    a footstool for your feet.”’

44 David calls him ‘Lord.’ How then can he be his son?”

Warning Against the Teachers of the Law

45 While all the people were listening, Jesus said to his disciples, 46 “Beware of the teachers of the law. They like to walk around in flowing robes and love to be greeted with respect in the marketplaces and have the most important seats in the synagogues and the places of honor at banquets. 47 They devour widows’ houses and for a show make lengthy prayers. These men will be punished most severely.”

Go Deeper

Throughout the book of Luke, we see the Pharisees watch Jesus carefully. Not so much in an effort to learn from Him, but rather in the hope that He will get something wrong. They attempt to ask Him trick questions and try multiple times to trap Jesus in His own words. But Jesus cannot be trapped, because He has nothing to hide. His words are true. As Jesus responds to each question posed by the religious leaders, He teaches us something about the Kingdom of God and leaves the questioner speechless.

The parable of the wicked tenants highlights that the religious leaders were not stewarding their authority well. The characters depicted here are the vineyard owner (God), the vineyard itself (Israel), and the tenants or farmers (Israel’s religious leaders). They willfully mismanage what has been entrusted to them and seek the destruction of anyone who may try to hold them accountable, even the son himself.

The religious leaders, again trying to trip Jesus up, ask Him about whether or not they should pay taxes. Jesus asks a question in return that calls them to remember who they serve. He takes a coin and asks them to look at it. Whose image is on the coin?

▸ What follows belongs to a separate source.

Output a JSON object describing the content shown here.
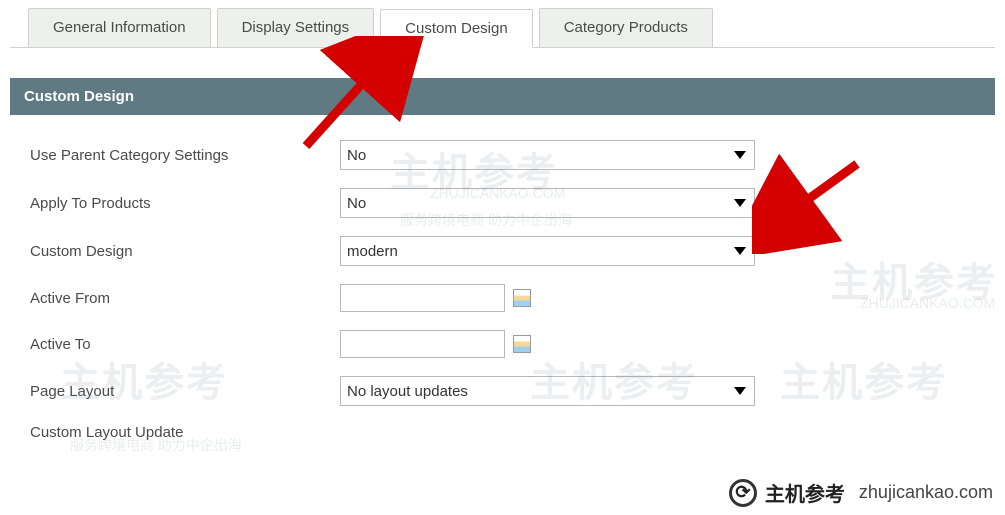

Whose inscription does it have? In whose likeness is it made? “Then give back to Caesar what is Caesar’s, and to God what is God’s” (v. 25). But what contains God’s image? What has His inscription on it? Who was made in His likeness? Genesis 1:27 tells us, “So God created mankind in his own image, in the image of God he created them; male and female he created them.” 

We are image-bearers of God. He created us in His likeness for a purpose. So just as the coin that bears Caesar’s image is to be rendered to Caesar, we who bear the image of God are to give ourselves to God. These stories teach us something about stewardship. The religious leaders were given opportunity and authority and they stewarded it poorly. What will you do with what has been entrusted to you?


  1. What does the word “stewardship” mean? 
  2. “Each of you should use whatever gift you have received to serve others, as faithful stewards of God’s grace in its various forms” (1 Peter 4:10). What gifts, opportunities, and abilities has God given you to steward? 
  3. As an image-bearer of God, what does it look like for you to give yourself to Him?

By the Way

Jesus’ question in verse 17 is quoted from Psalm 118:22: “The stone the builders rejected has become the cornerstone.” This verse is also quoted in Acts 4:11 and 1 Peter 2:7.

Leave a Comment Below

Did you learn something today? Share it with our Bible Reading Plan community by commenting below.

Join the Team

Interested in writing for the Bible Reading Plan? Email

2 thoughts on “Luke 20”

  1. As I read of the conflicts Jesus found himself drawn into by the religious leaders of the day, I’m keenly aware of their knowledge of scripture. They were familiar with it with a head knowledge, but it had not penetrated their hearts. I’m realizing that apart from the Holy Spirit illuminating truth to me, I’m likely to fall into the same trap. Being a faithful steward of His Word means I meditate and let it inform my heart and actions. I am careful to never use scripture as a weapon but continually point out the beauty of the Savior.

Leave a Comment

Your email address will not be published.